* Provided data *
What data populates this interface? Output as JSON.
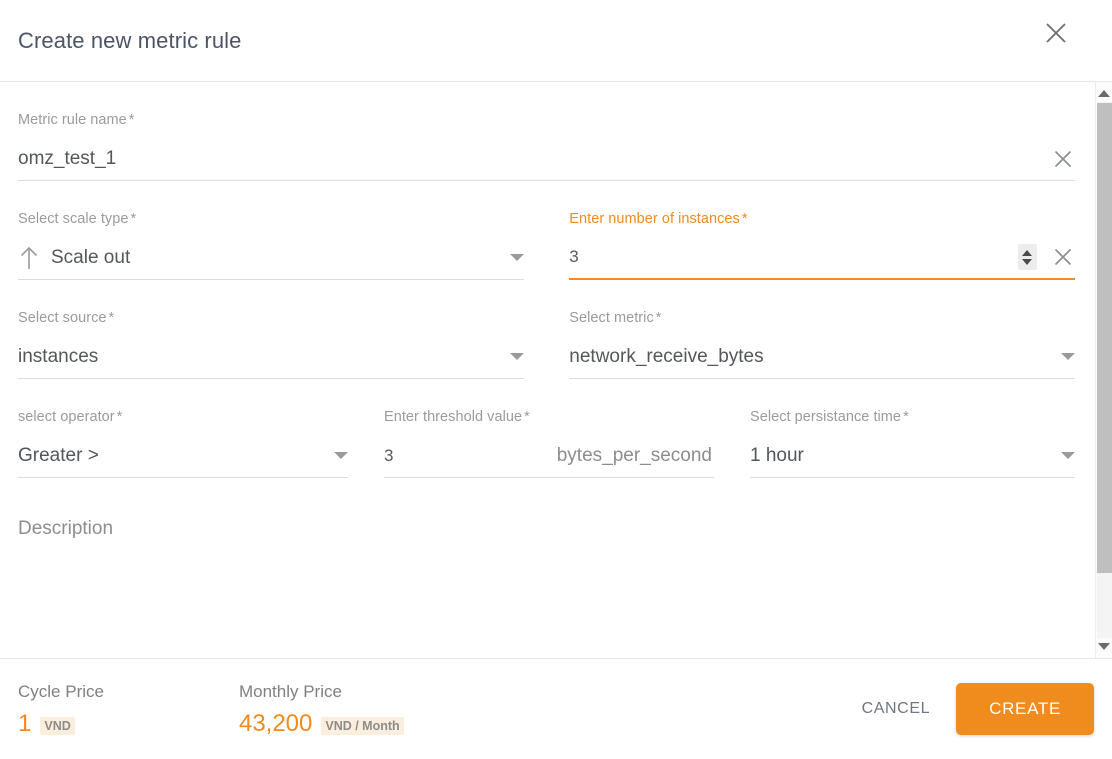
{
  "dialog": {
    "title": "Create new metric rule",
    "close_icon": "close-icon"
  },
  "form": {
    "metric_rule_name": {
      "label": "Metric rule name",
      "required": "*",
      "value": "omz_test_1",
      "placeholder": "",
      "clear_icon": "close-icon"
    },
    "scale_type": {
      "label": "Select scale type",
      "required": "*",
      "value": "Scale out",
      "icon": "arrow-up-icon",
      "caret_icon": "chevron-down-icon"
    },
    "instances": {
      "label": "Enter number of instances",
      "required": "*",
      "value": "3",
      "active": true,
      "stepper_icon": "number-stepper-icon",
      "clear_icon": "close-icon"
    },
    "source": {
      "label": "Select source",
      "required": "*",
      "value": "instances",
      "caret_icon": "chevron-down-icon"
    },
    "metric": {
      "label": "Select metric",
      "required": "*",
      "value": "network_receive_bytes",
      "caret_icon": "chevron-down-icon"
    },
    "operator": {
      "label": "select operator",
      "required": "*",
      "value": "Greater >",
      "caret_icon": "chevron-down-icon"
    },
    "threshold": {
      "label": "Enter threshold value",
      "required": "*",
      "value": "3",
      "unit": "bytes_per_second"
    },
    "persistance_time": {
      "label": "Select persistance time",
      "required": "*",
      "value": "1 hour",
      "caret_icon": "chevron-down-icon"
    },
    "description": {
      "label": "Description"
    }
  },
  "footer": {
    "cycle_price": {
      "title": "Cycle Price",
      "amount": "1",
      "unit": "VND"
    },
    "monthly_price": {
      "title": "Monthly Price",
      "amount": "43,200",
      "unit": "VND / Month"
    },
    "cancel_label": "CANCEL",
    "create_label": "CREATE"
  },
  "colors": {
    "accent": "#f08b1d",
    "title": "#4c5566",
    "label": "#9b9b9b",
    "value": "#53575c",
    "unit_badge_bg": "#fbeedc"
  },
  "scrollbar": {
    "up_icon": "scroll-up-arrow-icon",
    "down_icon": "scroll-down-arrow-icon"
  }
}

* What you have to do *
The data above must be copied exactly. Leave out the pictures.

* Expected output *
What data populates this interface? Output as JSON.
{
  "dialog": {
    "title": "Create new metric rule",
    "close_icon": "close-icon"
  },
  "form": {
    "metric_rule_name": {
      "label": "Metric rule name",
      "required": "*",
      "value": "omz_test_1",
      "placeholder": "",
      "clear_icon": "close-icon"
    },
    "scale_type": {
      "label": "Select scale type",
      "required": "*",
      "value": "Scale out",
      "icon": "arrow-up-icon",
      "caret_icon": "chevron-down-icon"
    },
    "instances": {
      "label": "Enter number of instances",
      "required": "*",
      "value": "3",
      "active": true,
      "stepper_icon": "number-stepper-icon",
      "clear_icon": "close-icon"
    },
    "source": {
      "label": "Select source",
      "required": "*",
      "value": "instances",
      "caret_icon": "chevron-down-icon"
    },
    "metric": {
      "label": "Select metric",
      "required": "*",
      "value": "network_receive_bytes",
      "caret_icon": "chevron-down-icon"
    },
    "operator": {
      "label": "select operator",
      "required": "*",
      "value": "Greater >",
      "caret_icon": "chevron-down-icon"
    },
    "threshold": {
      "label": "Enter threshold value",
      "required": "*",
      "value": "3",
      "unit": "bytes_per_second"
    },
    "persistance_time": {
      "label": "Select persistance time",
      "required": "*",
      "value": "1 hour",
      "caret_icon": "chevron-down-icon"
    },
    "description": {
      "label": "Description"
    }
  },
  "footer": {
    "cycle_price": {
      "title": "Cycle Price",
      "amount": "1",
      "unit": "VND"
    },
    "monthly_price": {
      "title": "Monthly Price",
      "amount": "43,200",
      "unit": "VND / Month"
    },
    "cancel_label": "CANCEL",
    "create_label": "CREATE"
  },
  "colors": {
    "accent": "#f08b1d",
    "title": "#4c5566",
    "label": "#9b9b9b",
    "value": "#53575c",
    "unit_badge_bg": "#fbeedc"
  },
  "scrollbar": {
    "up_icon": "scroll-up-arrow-icon",
    "down_icon": "scroll-down-arrow-icon"
  }
}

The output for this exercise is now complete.